Stored items:
::::
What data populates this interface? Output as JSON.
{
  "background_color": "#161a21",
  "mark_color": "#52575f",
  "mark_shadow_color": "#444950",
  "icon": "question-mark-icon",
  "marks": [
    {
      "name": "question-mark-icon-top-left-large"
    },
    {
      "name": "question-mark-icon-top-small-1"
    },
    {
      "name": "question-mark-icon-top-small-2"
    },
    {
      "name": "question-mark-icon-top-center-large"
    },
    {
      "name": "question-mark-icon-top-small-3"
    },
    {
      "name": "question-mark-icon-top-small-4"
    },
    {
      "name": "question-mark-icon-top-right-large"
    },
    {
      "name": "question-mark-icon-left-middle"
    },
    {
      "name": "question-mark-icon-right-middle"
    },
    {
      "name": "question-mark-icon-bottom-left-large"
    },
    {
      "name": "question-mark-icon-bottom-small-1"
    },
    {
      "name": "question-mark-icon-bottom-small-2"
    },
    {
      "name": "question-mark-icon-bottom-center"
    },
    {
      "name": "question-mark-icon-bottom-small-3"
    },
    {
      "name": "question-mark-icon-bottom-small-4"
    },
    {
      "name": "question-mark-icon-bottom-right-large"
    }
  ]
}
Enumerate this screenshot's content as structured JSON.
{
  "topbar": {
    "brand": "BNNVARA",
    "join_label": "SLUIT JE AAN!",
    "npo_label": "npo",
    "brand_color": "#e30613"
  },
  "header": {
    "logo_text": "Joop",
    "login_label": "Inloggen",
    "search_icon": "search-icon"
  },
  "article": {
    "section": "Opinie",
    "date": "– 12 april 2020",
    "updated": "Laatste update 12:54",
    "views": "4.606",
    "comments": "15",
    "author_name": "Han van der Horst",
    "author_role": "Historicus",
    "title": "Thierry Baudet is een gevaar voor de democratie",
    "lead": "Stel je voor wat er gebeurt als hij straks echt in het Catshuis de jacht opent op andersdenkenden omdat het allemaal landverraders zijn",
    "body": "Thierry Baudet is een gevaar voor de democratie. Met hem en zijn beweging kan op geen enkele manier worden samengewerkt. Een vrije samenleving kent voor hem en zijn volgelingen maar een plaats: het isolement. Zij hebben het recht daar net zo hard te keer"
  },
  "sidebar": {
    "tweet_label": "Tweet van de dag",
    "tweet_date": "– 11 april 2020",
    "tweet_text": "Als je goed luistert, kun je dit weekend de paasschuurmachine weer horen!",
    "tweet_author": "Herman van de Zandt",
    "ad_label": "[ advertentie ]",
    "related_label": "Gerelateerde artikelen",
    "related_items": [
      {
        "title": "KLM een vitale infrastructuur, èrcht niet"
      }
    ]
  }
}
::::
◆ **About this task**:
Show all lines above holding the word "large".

◆ **Written response**:
      "name": "question-mark-icon-top-left-large"
      "name": "question-mark-icon-top-center-large"
      "name": "question-mark-icon-top-right-large"
      "name": "question-mark-icon-bottom-left-large"
      "name": "question-mark-icon-bottom-right-large"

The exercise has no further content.